by Michael R. Allen
Yes, the congregation eventually sold the church voluntarily. I still remember the day back in 2006 when the pastor of the North Galilee Missionary Baptist Church called us at Landmarks Association of St. Louis asking for help with a real estate agent who had approached the church for an offer. Our advice was that the buyer was likely Paul McKee, Jr. and McEagle Properties, and the church should not worry about standing firm because this was a big, long-term project and there was no need to move out right away. However, by summer 2007, North Galilee was long gone.
Now, in 2009, the cornerstone is removed. North Galilee Missionary Baptist Church has moved to Moline Acres in St. Louis County. The building that housed African-American Christian worship since 1906 — over 100 years — sits empty, with its front door constantly pried apart by vandals seeking copper. The block that the church anchored was once proud — a solid part of the JeffVanderLou neighborhood. Now, the block barely recognizes the state it was in in January 2007 when I first photographed it.
At that point, the church was surrounded by fairly well-kept brick housing that was privately owned. This block stood out in a neighborhood where much of the remaining historic housing stock east of Grand is owned by a few large owners, including the valiant St. Louis Equity Fund. Here was a block that spoke not only to the past but to the future — institutional stability, private ownership and safety. Needless to say, McEagle got a foothold in 2006 and proceeded to buy out every private owner in the next two years.
It’s day and night. When I now set foot on the block, I feel a heavy sense of loss.
One of the houses was occupied then, while one was owned by McEagle and another by the city’s Land Reutilization Authority. The three houses remain:
Across the street stood three two-story houses. The center house still had its elaborate historic wooden porch in January 2007:
East of the group of three houses stood an already-boarded one-story shotgun house. Apparently, life at this house was happy, as now-covered graffiti left by its occupants indicated two years ago:
This side of the block has changed radically in the past two years as McEagle finished acquisition and brick thieves destroyed the group of three houses. Here’s a recent view:
When McEagle discusses saving all buildings that can be saved, what does that statement mean? For the 2900 block of Montgomery Avenue, a block that would have been an ideal block for preservation and infill, that promise is retroactive and meaningless.
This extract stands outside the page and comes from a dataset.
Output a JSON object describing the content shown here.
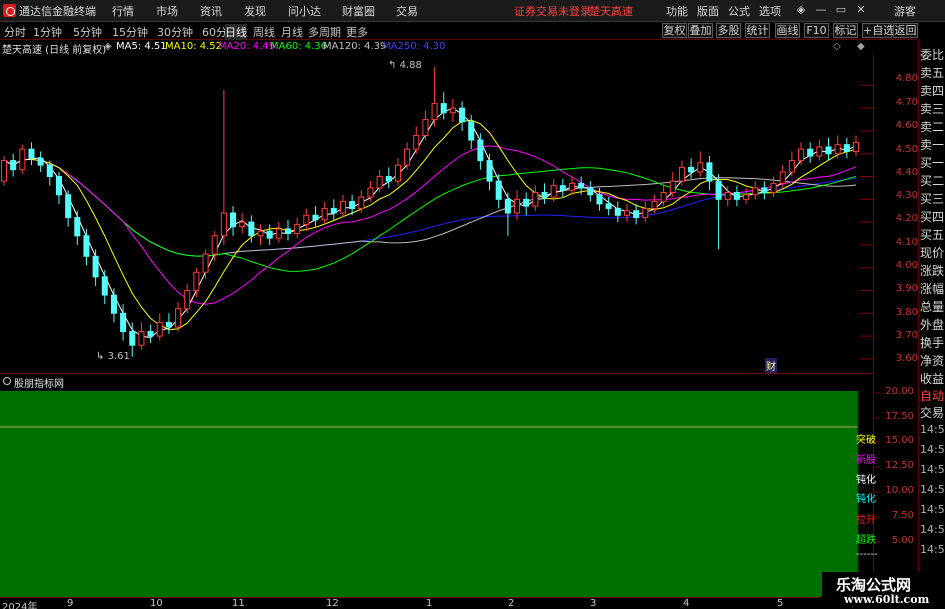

The buildings fell. The church moved to the county. Day is night, up is down, and the neighborhood is out one of its most hopeful blocks and a historic African-American house of worship.